All other functions are not affected by clickpad support and behave as before.

  • [0] Ubuntu 12.04 will ship a 1.11/1.12 mix, that will work as well
  • [1] "edge of touchpads" should be 100% but it isn't due to a years-old mishandling of the coordinate ranges. So 0 is better to use here.
  • [2] All touchpads lie about their size, so we just hardcode 30% since anything we infer is going to be wrong anyways

Tuesday, April 10, 2012

New layout template

Short summary: layout of the blog changed. Long summary: One of the issues I ran into repeatedly was that any code postings would overrun the rather narrow column width. Now I've done the lazy thing and applied a new standard template that appears to be wider. So in the future, code snippets are hopefully easier to read.

Sunday, April 8, 2012

Chrome's multitask mode - an April fool's 2 years too late?

Ok, I was away on holidays for the last week so I missed everything. Thanks to Simon Thum, I found the Chrome team's April fools joke: Chrome's Multitask Mode. Allegedly a mode for Chrome that allows to use multiple pointers simultaneously.

Great, except that it's just an April fool's joke, they didn't actually implement it. Even though, well, it's been a standard feature in the X.Org X server since September 2009. Yep, right. Fedora 12 had it, for example, and every version since. It's ubiquitous on the GNU/Linux desktop. GTK3 has support for it.

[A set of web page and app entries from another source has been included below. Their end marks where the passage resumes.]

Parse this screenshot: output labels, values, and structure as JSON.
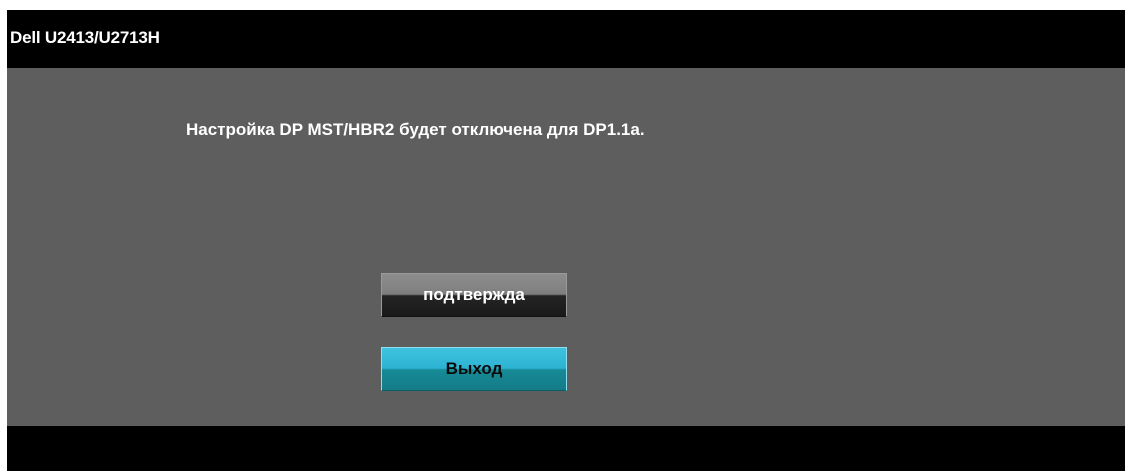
{
  "window": {
    "title": "Dell U2413/U2713H"
  },
  "dialog": {
    "message": "Настройка DP MST/HBR2 будет отключена для DP1.1a."
  },
  "buttons": {
    "confirm_label": "подтвержда",
    "exit_label": "Выход"
  },
  "colors": {
    "panel_background": "#5e5e5e",
    "bar_background": "#000000",
    "confirm_button": "#242424",
    "exit_button": "#2db3d2"
  }
}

Being able to use two hands is quite useful, research papers on the benefits go back well over 20 years. Use cases are generally as dominant hand/non-dominant hand methods (e.g. an artist holding the palette with one hand while painting with the other one) or as equal bimanual interaction (aligning a rectangular mask around an object). All this isn't new, and as I said above this is all a standard feature in X since 2009. You really just [1] need to add it in your application. So Chrome's April fool's joke is pretty much a joke about not implementing a feature. Which, well, uhm... ok. Haha.

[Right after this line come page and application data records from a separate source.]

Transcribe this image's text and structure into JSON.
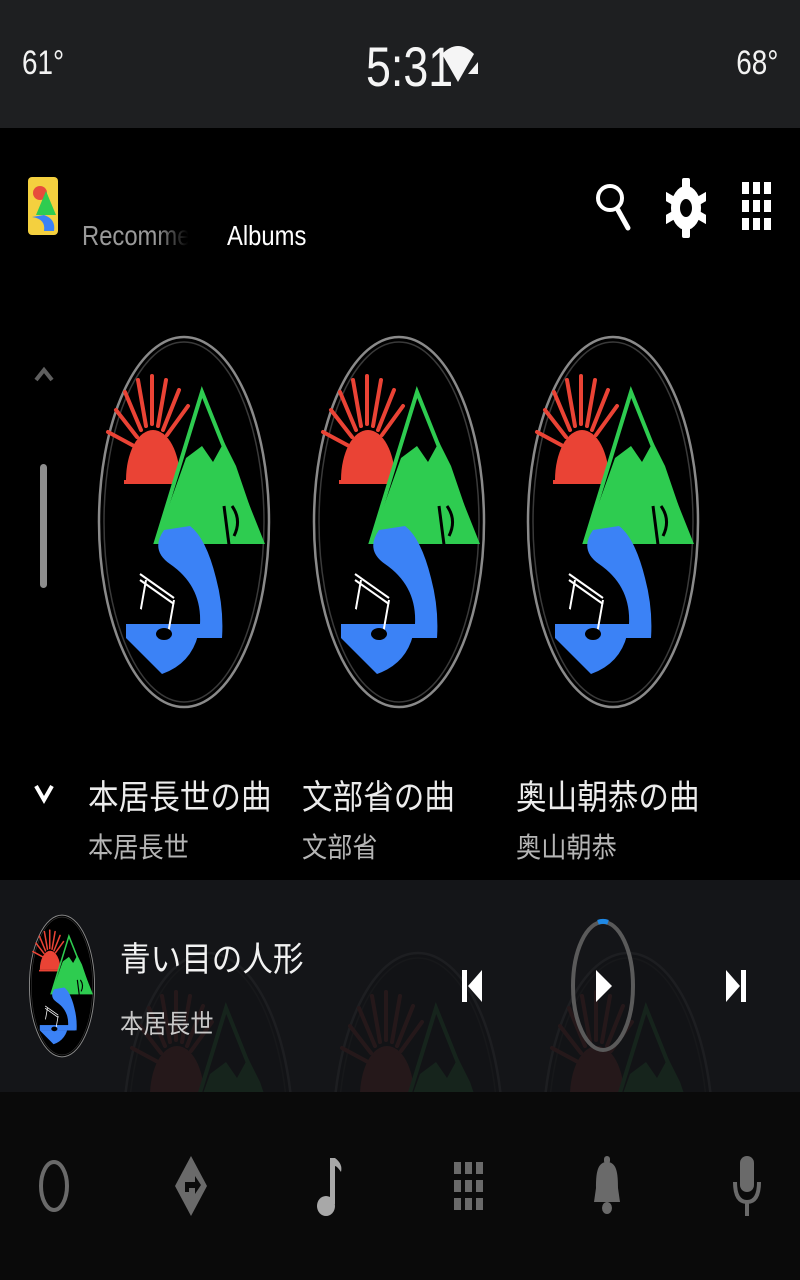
{
  "status_bar": {
    "temp_left": "61°",
    "clock": "5:31",
    "temp_right": "68°",
    "icons": [
      "wifi-icon",
      "cell-signal-icon"
    ]
  },
  "header": {
    "app_icon": "music-app-icon",
    "tabs": [
      {
        "label": "Recommended",
        "active": false
      },
      {
        "label": "Albums",
        "active": true
      }
    ],
    "actions": [
      "search-icon",
      "gear-icon",
      "app-grid-icon"
    ]
  },
  "albums": [
    {
      "title": "本居長世の曲",
      "artist": "本居長世"
    },
    {
      "title": "文部省の曲",
      "artist": "文部省"
    },
    {
      "title": "奥山朝恭の曲",
      "artist": "奥山朝恭"
    }
  ],
  "now_playing": {
    "title": "青い目の人形",
    "artist": "本居長世",
    "state": "paused",
    "controls": [
      "skip-previous-icon",
      "play-icon",
      "skip-next-icon"
    ]
  },
  "nav_bar": {
    "items": [
      "home-icon",
      "navigation-icon",
      "music-note-icon",
      "app-grid-icon",
      "bell-icon",
      "microphone-icon"
    ],
    "active": "music-note-icon"
  },
  "colors": {
    "status_bar_bg": "#1e1f21",
    "now_playing_bg": "#141518",
    "progress_accent": "#1e88e5",
    "sun": "#e74c3c",
    "mountain": "#2ecc50",
    "river": "#3b82f6"
  }
}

The video is a bit outlandish, with a guy playing golf and a shooter simultaneously. However, listening to just the audio on the video largely makes sense (except the switching off your computer part). Using two mice became natural for me quite quickly. I even conducted a user-study about users using two browser windows simultaneously to research and gather information about a specific topic. Yep, they could do it, including typing up the results in a decidedly single-user Abiword without major conflicts.

Now I'm waiting for next year's joke, maybe it's about how we drive cars with, wait for it, steering wheels.

[1] I say "just", but implementing it is really hard. It opens a can of worms about assumptions in user interface paradigms that aren't quite that simple to deal with. From a technical point of view, it's a "just" though...